Yes, we are surrounded by many people who succeed, and don’t forget that not so long ago Chizik himself had been one of those success stories. We are looking at a man who got to the top of the heap. His experience on the way up that hill reveals the secret struggles less-prominent folks have as we all try to get the best out of ourselves. Humility doesn’t come easily.

Constant reinforcement for the ‘big-head’
We wonder could Gene Chizik really deny such thoughts completely—in the vast unconscious mind where we are free to expand our thinking? Think of how often he was reminded that he was the one responsible for the success. He had just won the national championship—and had achieved the greatest comeback in Iron Bowl history. He was the National Coach of the Year.  As he recounted in his book All In, along with the governor and Nick Saban at Alabama he was one of the three most prominent people in the state. And, in an attempt to educate Cam Newton about the pressures of success, he included the two quarterbacks at both schools in his top five.

Constantly catered to, being paid millions of dollars, ever reminded of just how important he was—how could he possibly escape thinking, “You know, it really is all about me?” Yet his strong denial and self-idealization reveals that Chizek suffered serious secret guilt over his ego trip. He will remind of this enormous burden at the end of his self-sabotaging journey in 2012.

A major personal clue – His deep pain
Chizik revealed a personal reason for his vulnerability to a retreat from success in that same key speech in 2011. For the only time I know of, he publicly mentioned how he came from a broken family as did his wife. They both had been severely traumatized by divorce and pledged they would not put their kids through the pain they’d felt after their parents’ separation. Whatever it took, Chizik and his wife would make their marriage work. He was putting down a crucial personal marker of unfinished business. It was a brief glimpse into his life, and he quickly closed the window. Later we will explore what this had to do with his shifting roles from a leader to an absent leader. 

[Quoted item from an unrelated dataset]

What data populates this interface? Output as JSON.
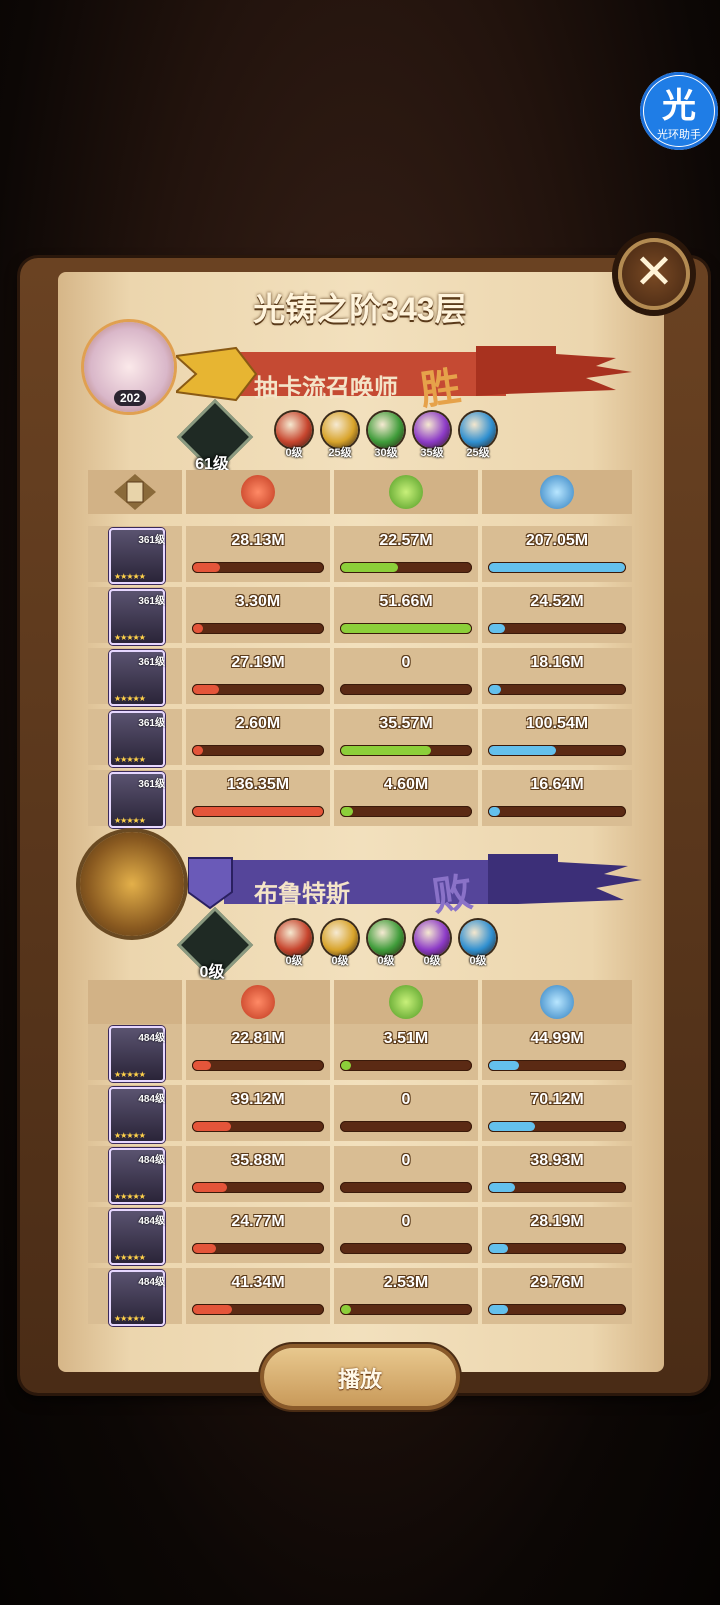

Now we return to the end of the 2012 season and pick up on Chizik’s comments and mindset as his career at Auburn came to a “blue blue” end.
(To be continued.)

Dr. Andrew Hodges